At a Loss for Words with Angry Callers?
As the saying goes, “variety is the spice of life.” Usually that’s a good thing. Variety keeps life from becoming mundane and makes every day a bit more exciting because there’s no guarantee of what’s to come. However, in the call center, variety can cause some serious headaches for agents. Every caller is different, and there’s really no way to be prepared for every single scenario possible.
This is especially true when it comes to angry callers. Not only are agitated callers unpredictable, but there’s no magic formula that agents can use to calm them all down. Why? Because of variety. There are several different kinds of angry callers, so agents need to be able to identify which ones are which and then determine how to handle each situation.
According to Call Centre Helper, there are several kinds of angry callers, so we’ll take a look at three of the most common: The Offloader, The Legitimate Grievance and The Threat-Maker (everyone’s absolute favorite).
The Offloader is someone who most likely doesn’t have an actual problem with the product or company. More often than not, this kind of caller is just going through a tough time and needs to take out their anger on someone else. Since call center agents literally get paid to listen, these callers tend to target them (although they could also try a therapist). As a result, these people call to complain about even the most minor details. The best option here is to offer solutions to their problems with phrases such as “May I suggest that…?” or “What I’ll do right now is…”
Meanwhile, The Legitimate Grievance caller is the opposite of The Offloader because these callers have real concerns. The company or product has failed the customer in some way, and there’s a risk that they might publicize their grievances online, especially if the customer support call isn’t handled well. In these situations, it’s best to call over the call center manager so they can take the lead, while offering empathetic phrases such as “Thank you so much for your patience, Sir/Ma’am…” and “I will action this for you right away…” and “I’m so sorry to hear about this, Sir/Ma’am…”
Next up, we have The Threat-Maker, who seeks to get the results they want by emotional or even physical intimidation. It’s important for agents to remember that the vast majority of these threats are empty, but that doesn’t make listening to them any easier. When dealing with these callers, agents have to stay their course. Don’t make promises to appease them, and try not to let them get to your head. Agents need to walk a fine line between staying firm and remaining sympathetic to whatever the problem is (after all, they’re still customers. No matter how rude they are). Helpful phrases here are all about getting the caller off the phone as quickly as possible: “For the quickest resolution, I would request you to…” and ““I recommend that you (insert action here), Sir/Madam, so that I can take further action without delay.”

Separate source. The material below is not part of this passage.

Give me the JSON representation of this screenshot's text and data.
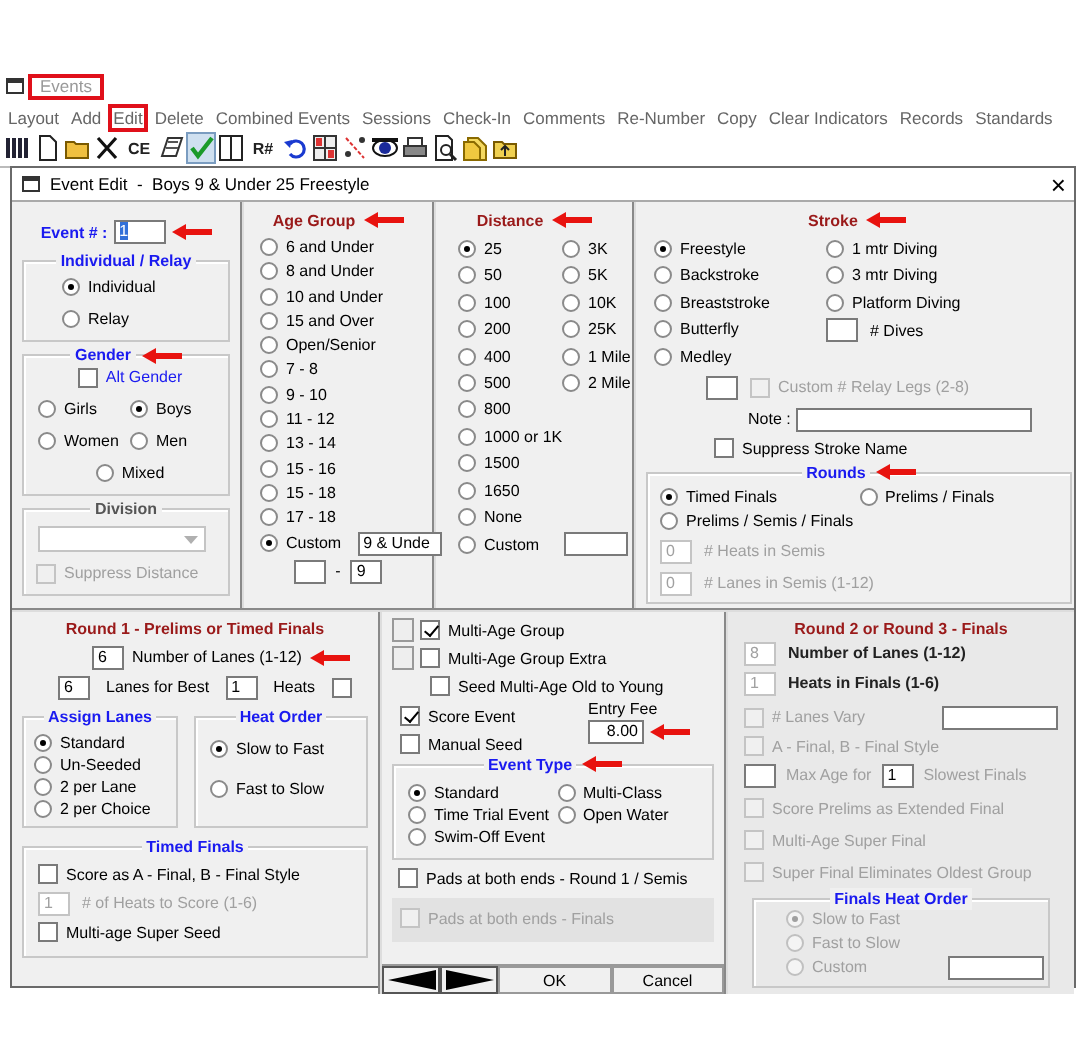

Call Centre Helper cites various other types of angry callers as well but, in my opinion, these three are the worst. At the end of the day, though, they’re all still customers, and it’s important to try to help them in any way possible. However, if anyone ever becomes too abusive or unreasonable, agents should know that they can turn to their call center managers for support.
Edited by Maurice Nagle